[Work request]
Records follow. Pull out every line that contains "Voswinkel".

Collection entries
•••••

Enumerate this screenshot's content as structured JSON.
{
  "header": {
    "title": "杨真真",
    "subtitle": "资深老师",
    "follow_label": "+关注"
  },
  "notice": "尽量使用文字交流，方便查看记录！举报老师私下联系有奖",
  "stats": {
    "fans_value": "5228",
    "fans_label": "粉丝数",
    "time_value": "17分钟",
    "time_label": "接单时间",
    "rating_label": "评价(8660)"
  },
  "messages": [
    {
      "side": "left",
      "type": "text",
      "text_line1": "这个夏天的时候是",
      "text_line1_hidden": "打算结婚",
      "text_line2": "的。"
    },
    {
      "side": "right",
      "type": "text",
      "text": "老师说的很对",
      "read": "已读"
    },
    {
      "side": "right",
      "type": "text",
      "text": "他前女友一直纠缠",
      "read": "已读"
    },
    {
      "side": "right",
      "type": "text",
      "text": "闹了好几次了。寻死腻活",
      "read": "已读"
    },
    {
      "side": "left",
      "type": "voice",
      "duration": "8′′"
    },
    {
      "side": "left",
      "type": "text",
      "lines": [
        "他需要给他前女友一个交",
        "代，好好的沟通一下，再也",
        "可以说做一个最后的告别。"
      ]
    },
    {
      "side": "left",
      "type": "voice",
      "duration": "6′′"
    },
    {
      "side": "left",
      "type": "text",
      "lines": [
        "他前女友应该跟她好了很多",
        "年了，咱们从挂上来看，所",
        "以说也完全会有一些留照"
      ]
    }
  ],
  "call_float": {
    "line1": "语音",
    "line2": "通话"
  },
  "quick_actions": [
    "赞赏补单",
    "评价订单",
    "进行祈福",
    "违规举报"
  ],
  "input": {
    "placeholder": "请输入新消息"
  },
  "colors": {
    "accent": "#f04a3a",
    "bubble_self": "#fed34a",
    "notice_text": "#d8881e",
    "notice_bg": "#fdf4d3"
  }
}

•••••

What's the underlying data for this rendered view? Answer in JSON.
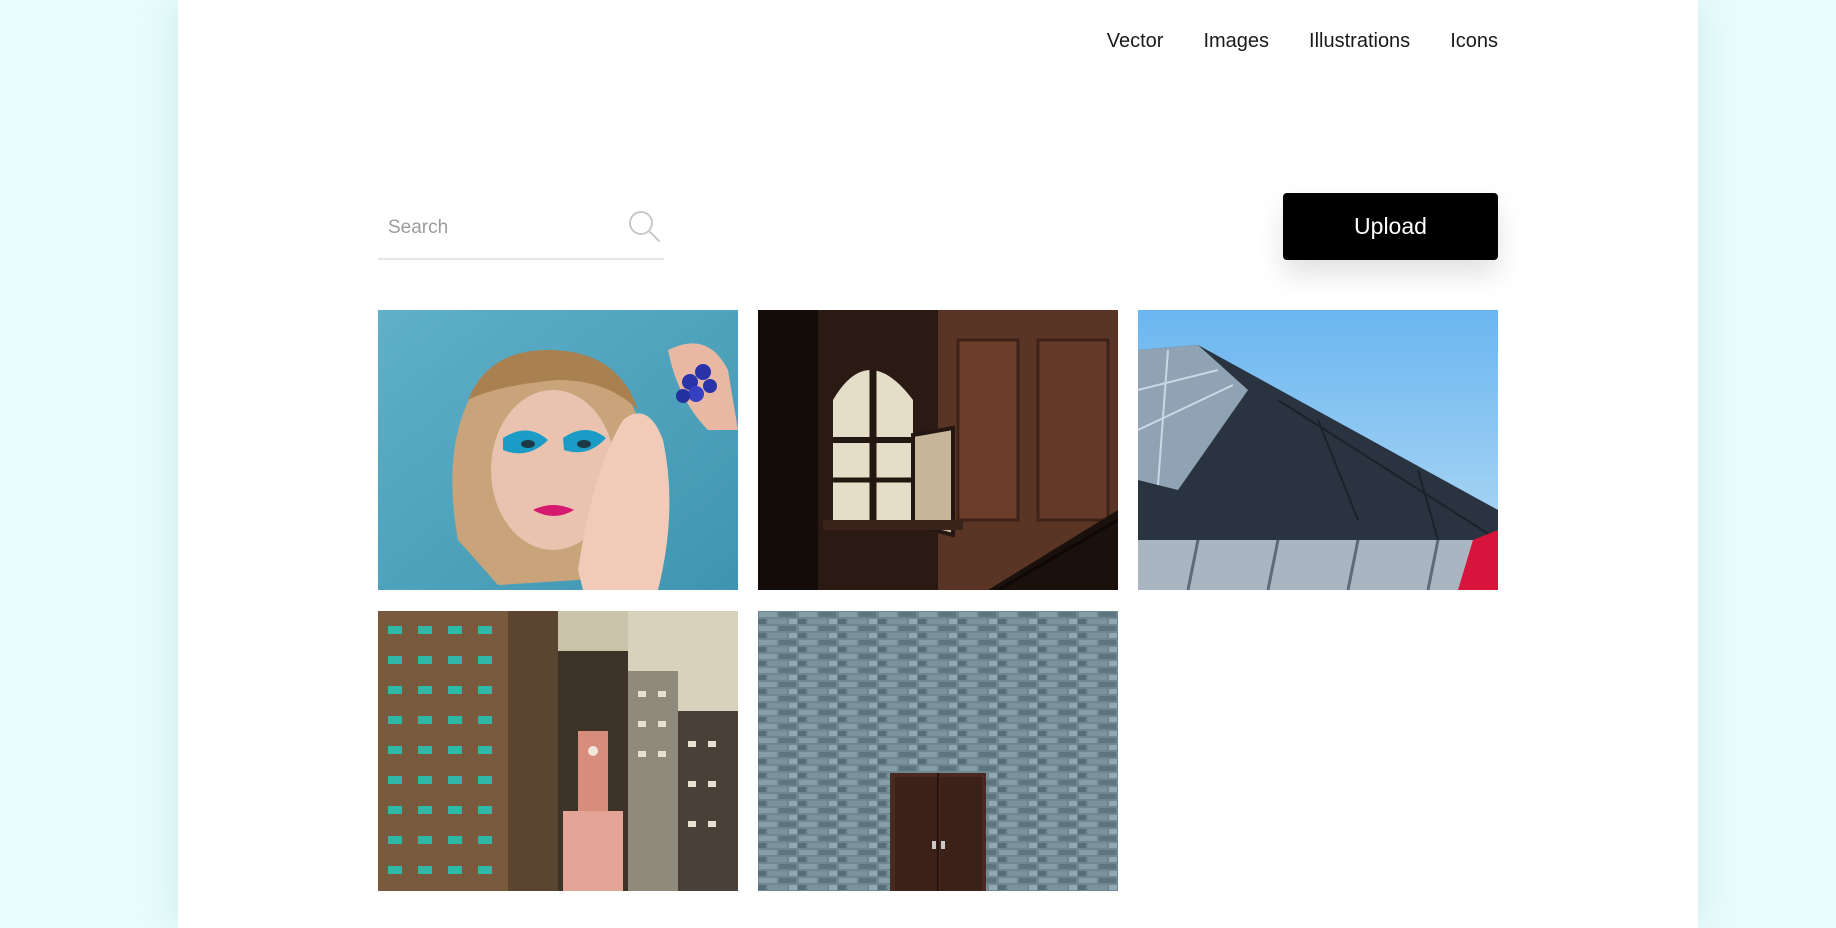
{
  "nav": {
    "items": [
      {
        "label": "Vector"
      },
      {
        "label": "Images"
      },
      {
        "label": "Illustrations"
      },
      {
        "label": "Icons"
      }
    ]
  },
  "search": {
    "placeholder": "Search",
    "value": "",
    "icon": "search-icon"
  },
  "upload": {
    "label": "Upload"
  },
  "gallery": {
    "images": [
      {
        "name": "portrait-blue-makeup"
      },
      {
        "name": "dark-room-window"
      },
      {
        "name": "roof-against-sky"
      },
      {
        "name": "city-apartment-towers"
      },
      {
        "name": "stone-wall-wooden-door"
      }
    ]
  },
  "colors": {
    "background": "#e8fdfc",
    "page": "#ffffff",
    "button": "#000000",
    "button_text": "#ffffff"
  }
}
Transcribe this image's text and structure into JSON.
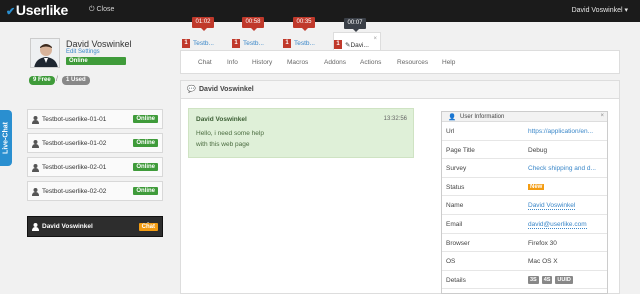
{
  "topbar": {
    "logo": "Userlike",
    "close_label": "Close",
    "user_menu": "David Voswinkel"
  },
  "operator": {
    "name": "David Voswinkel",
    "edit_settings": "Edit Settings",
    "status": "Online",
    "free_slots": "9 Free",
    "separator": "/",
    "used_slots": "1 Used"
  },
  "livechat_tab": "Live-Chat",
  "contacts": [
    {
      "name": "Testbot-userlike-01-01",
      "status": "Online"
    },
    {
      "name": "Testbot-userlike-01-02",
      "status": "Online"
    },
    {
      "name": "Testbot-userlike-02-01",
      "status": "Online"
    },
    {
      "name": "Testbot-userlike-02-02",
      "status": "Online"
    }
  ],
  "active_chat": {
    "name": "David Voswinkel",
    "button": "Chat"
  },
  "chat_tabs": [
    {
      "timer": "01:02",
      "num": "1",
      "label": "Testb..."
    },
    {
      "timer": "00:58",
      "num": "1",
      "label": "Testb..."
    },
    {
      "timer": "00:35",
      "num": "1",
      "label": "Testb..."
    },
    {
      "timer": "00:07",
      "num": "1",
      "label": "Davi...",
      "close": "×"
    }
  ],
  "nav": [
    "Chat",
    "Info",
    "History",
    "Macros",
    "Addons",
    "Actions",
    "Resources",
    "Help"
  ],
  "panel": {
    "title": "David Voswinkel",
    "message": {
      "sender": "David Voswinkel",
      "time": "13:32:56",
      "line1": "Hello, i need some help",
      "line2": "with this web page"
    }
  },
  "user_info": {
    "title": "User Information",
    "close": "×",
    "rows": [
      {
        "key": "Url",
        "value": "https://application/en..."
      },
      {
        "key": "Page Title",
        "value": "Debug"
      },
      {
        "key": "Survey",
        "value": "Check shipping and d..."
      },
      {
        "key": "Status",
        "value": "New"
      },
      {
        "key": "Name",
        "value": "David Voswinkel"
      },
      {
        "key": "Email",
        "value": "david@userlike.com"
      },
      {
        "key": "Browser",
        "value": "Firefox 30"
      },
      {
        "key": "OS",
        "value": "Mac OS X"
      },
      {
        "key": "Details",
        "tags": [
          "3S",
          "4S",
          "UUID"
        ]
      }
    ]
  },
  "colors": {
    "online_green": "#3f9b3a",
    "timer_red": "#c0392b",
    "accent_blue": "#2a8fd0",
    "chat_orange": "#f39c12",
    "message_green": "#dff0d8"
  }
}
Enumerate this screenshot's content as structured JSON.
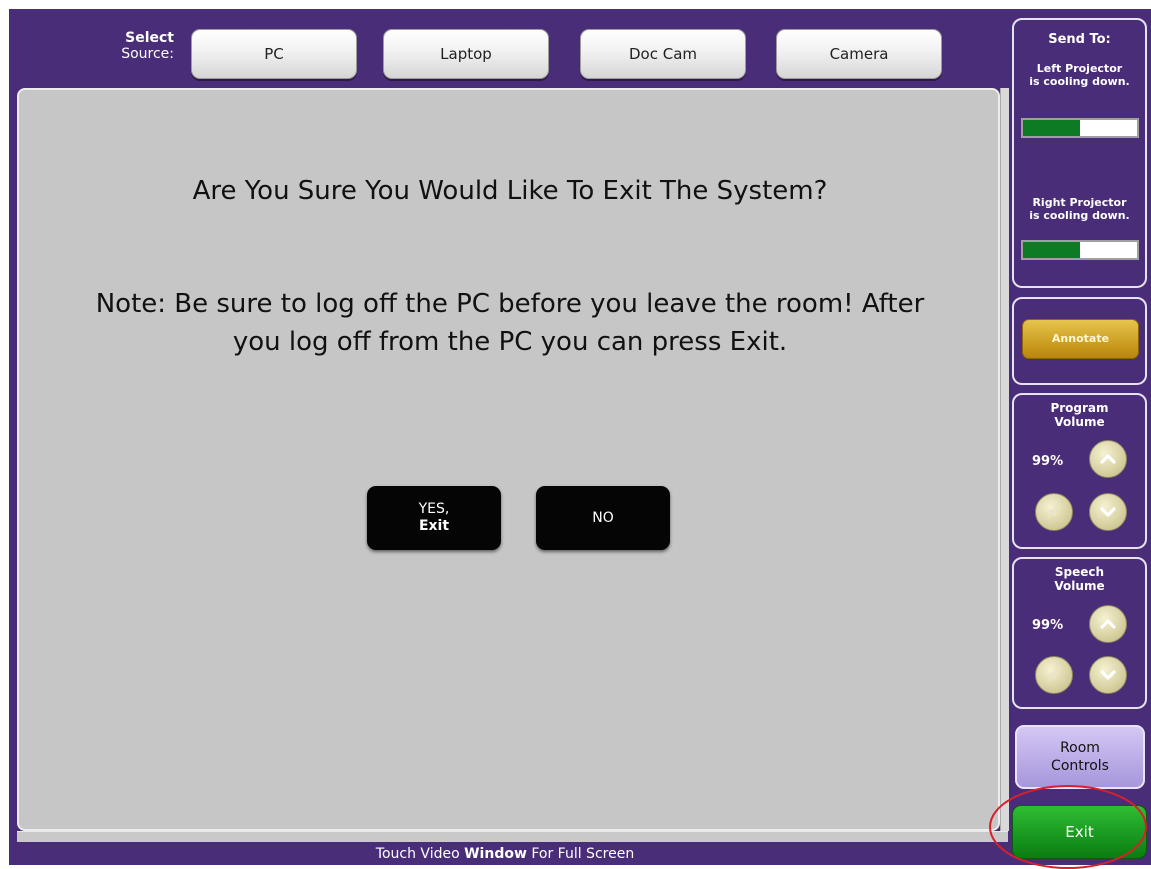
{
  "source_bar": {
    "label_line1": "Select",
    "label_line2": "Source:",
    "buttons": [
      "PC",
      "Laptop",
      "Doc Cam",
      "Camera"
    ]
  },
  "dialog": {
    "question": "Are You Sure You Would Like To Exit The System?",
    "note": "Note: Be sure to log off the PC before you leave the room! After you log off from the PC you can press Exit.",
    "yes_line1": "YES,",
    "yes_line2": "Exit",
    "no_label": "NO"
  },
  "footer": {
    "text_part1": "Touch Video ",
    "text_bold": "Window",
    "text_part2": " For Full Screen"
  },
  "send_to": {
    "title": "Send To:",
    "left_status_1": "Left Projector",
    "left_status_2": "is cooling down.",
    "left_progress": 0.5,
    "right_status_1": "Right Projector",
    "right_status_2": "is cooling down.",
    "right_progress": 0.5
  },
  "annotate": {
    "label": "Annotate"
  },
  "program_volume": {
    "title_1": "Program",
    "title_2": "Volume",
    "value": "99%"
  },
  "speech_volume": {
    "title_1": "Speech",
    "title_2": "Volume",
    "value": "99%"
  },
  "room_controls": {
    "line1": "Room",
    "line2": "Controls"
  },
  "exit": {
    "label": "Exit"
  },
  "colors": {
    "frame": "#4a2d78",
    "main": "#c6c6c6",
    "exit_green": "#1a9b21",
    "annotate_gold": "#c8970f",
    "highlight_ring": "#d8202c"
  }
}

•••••

[Written solution]
    "user_menu": "David Voswinkel"
    "name": "David Voswinkel",
    "name": "David Voswinkel",
    "title": "David Voswinkel",
      "sender": "David Voswinkel",
        "value": "David Voswinkel"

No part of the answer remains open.